The keto diet burns ten times more fat than a standard American diet – even without exercise, research suggests.
Researchers studied people who have or type 2 diabetes or were at risk of developing it.
They found that that those following the low-carb plan advocated by the diet saw the most health benefits compared to those on a typical diet, whether the latter carried out physical activity or not.
The controversial ketogenic plan is relatively high in fat and advocates moderate protein – the most well-known being Atkins and Paleo.
Fans of the diet – said to put the body into an ‘optimal’ fat burning state – include celebrities such as Kim Kardashian and Rihanna.
Those following it saw significantly better results in terms of their weight, body fat percentage, body mass index (BMI), blood sugar levels and ketones which break down fat.
Additionally, their resting metabolic rate – the rate at which your body burns energy when it is at complete rest – was more than ten times than those who ate a standard diet.
The keto diet even without exercise is healthier for weight control and for diabetics, new research suggests (stock image)
WHAT IS THE KETOGENIC DIET AND HOW DOES IT BURN FAT?
A ketogenic diet is a low-carb diet, where the body produces ketones in the liver to be used as energy.
It’s also known as a low-carb high-fat (LCHF) plan and the most famous include Paleo and Atkins.
Meat, fish, poultry and eggs are all allowed, as are non-starchy vegetables and leafy greens. Dairy, organic, full-fat is recommended for keto diets.
It involves limiting added sugars and white, refined carbs and only a small amount of fruit is allowed.
Low-carb: The reality TV star Kim Kardashian prepares a ketogenic meal at home
Eating high carbs causes your body to produce glucose and insulin. Glucose is the easiest for your body to convert and use as energy so that it will be chosen over any other energy source, it is believed.
Insulin is produced to process the glucose in your bloodstream by taking it around the body.
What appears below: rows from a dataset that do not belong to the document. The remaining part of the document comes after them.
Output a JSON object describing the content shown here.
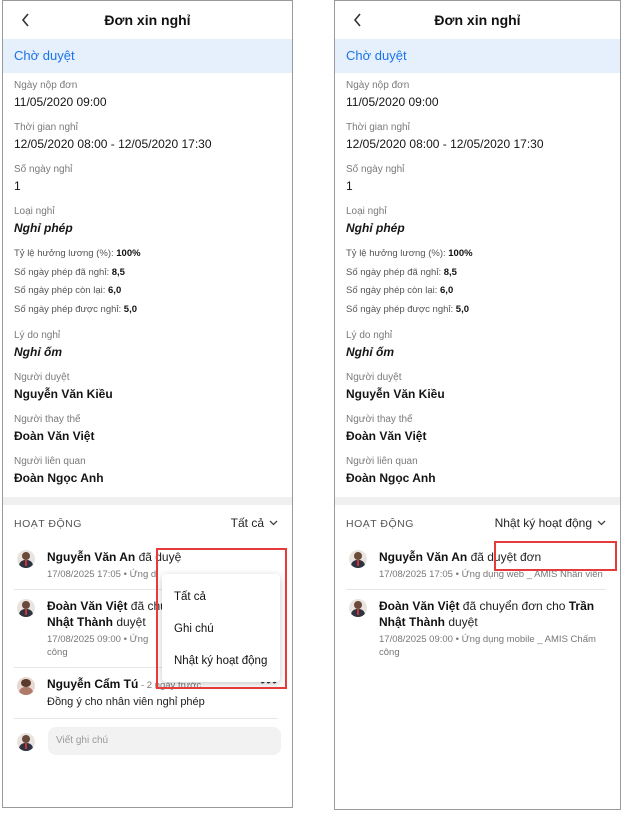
{
  "title": "Đơn xin nghỉ",
  "status": "Chờ duyệt",
  "fields": {
    "submit_date_label": "Ngày nộp đơn",
    "submit_date": "11/05/2020 09:00",
    "leave_time_label": "Thời gian nghỉ",
    "leave_time": "12/05/2020 08:00 - 12/05/2020 17:30",
    "days_label": "Số ngày nghỉ",
    "days": "1",
    "type_label": "Loại nghỉ",
    "type": "Nghỉ phép",
    "reason_label": "Lý do nghỉ",
    "reason": "Nghỉ ốm",
    "approver_label": "Người duyệt",
    "approver": "Nguyễn Văn Kiều",
    "substitute_label": "Người thay thế",
    "substitute": "Đoàn Văn Việt",
    "related_label": "Người liên quan",
    "related": "Đoàn Ngọc Anh"
  },
  "ratios": {
    "salary_label": "Tỷ lệ hưởng lương (%):",
    "salary": "100%",
    "used_label": "Số ngày phép đã nghỉ:",
    "used": "8,5",
    "remaining_label": "Số ngày phép còn lại:",
    "remaining": "6,0",
    "allowed_label": "Số ngày phép được nghỉ:",
    "allowed": "5,0"
  },
  "activity": {
    "title": "HOẠT ĐỘNG",
    "filter_left": "Tất cả",
    "filter_right": "Nhật ký hoạt động",
    "dropdown": [
      "Tất cả",
      "Ghi chú",
      "Nhật ký hoạt động"
    ],
    "items": [
      {
        "name": "Nguyễn Văn An",
        "action": " đã duyệt đơn",
        "action_truncated": " đã duyệ",
        "meta": "17/08/2025 17:05 • Ứng dụng web _ AMIS Nhân viên",
        "meta_truncated": "17/08/2025 17:05 • Ứng d"
      },
      {
        "name": "Đoàn Văn Việt",
        "action": " đã chuyển đơn cho ",
        "action_truncated": " đã chu",
        "target": "Trần Nhật Thành",
        "target_truncated": "Nhật Thành",
        "suffix": " duyệt",
        "meta": "17/08/2025 09:00 • Ứng dụng mobile _ AMIS Chấm công",
        "meta_truncated_1": "17/08/2025 09:00 • Ứng",
        "meta_truncated_2": "công"
      },
      {
        "name": "Nguyễn Cẩm Tú",
        "time": " - 2 ngày trước",
        "text": "Đồng ý cho nhân viên nghỉ phép",
        "more": "•••"
      }
    ],
    "comment_placeholder": "Viết ghi chú"
  },
  "colors": {
    "accent": "#1a73e8",
    "status_bg": "#e6f0fc",
    "highlight": "#e53b3b"
  }
}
Since the glucose is being used as a primary energy, your fats are not needed and are therefore stored.
By lowering carb intake, the body is induced into a state known as ketosis, a natural process that helps us survive when food intake is low.
This makes us produce ketones, which are produced from the breakdown of fats in the liver.
The goal of the keto diet is to force your body into this metabolic state – essentially it’s a type of starvation but not of calories but carbohydrates.
However, experts say low-carb diets bring heart and cancer risks from eating too much fat and protein.
Researchers from Bethel University in Minnesota studied 30 women and men between the ages of 18 and 65. All had previously been diagnosed with metabolic syndrome, pre-diabetes, or type 2 diabetes.
Metabolic syndrome is the medical term for a cluster of conditions – increased blood pressure, high blood sugar, excess body fat around the waist, and abnormal cholesterol levels – that occur together, increasing your risk the heart disease, stroke and diabetes.
Their BMI was greater than or equal to 25 (or waist circumference above 37 for men and 31.5 for women) and body fat percentage above 30 percent.
They were randomly placed into three groups, in the order they signed up for the study.
For ten weeks the first group consumed a diet of less than 30 grams of carbohydrates per day and did not exercise.
The second ate their normal diet and also did not exercise.
The third ate their normal diet but exercised for three to five days per week for 30 minutes a session.
After ten weeks, the results showed that while ample evidence indicates that exercise is beneficial, the health benefits produced were not as strong as following a ketogenic diet.
The authors wrote: ‘All variables for the ketogenic group out-performed those of the exercise and non-exercise groups, with five of the seven demonstrating statistical significance.’
The findings were published in the journal Diabetes and Metabolic Syndrome.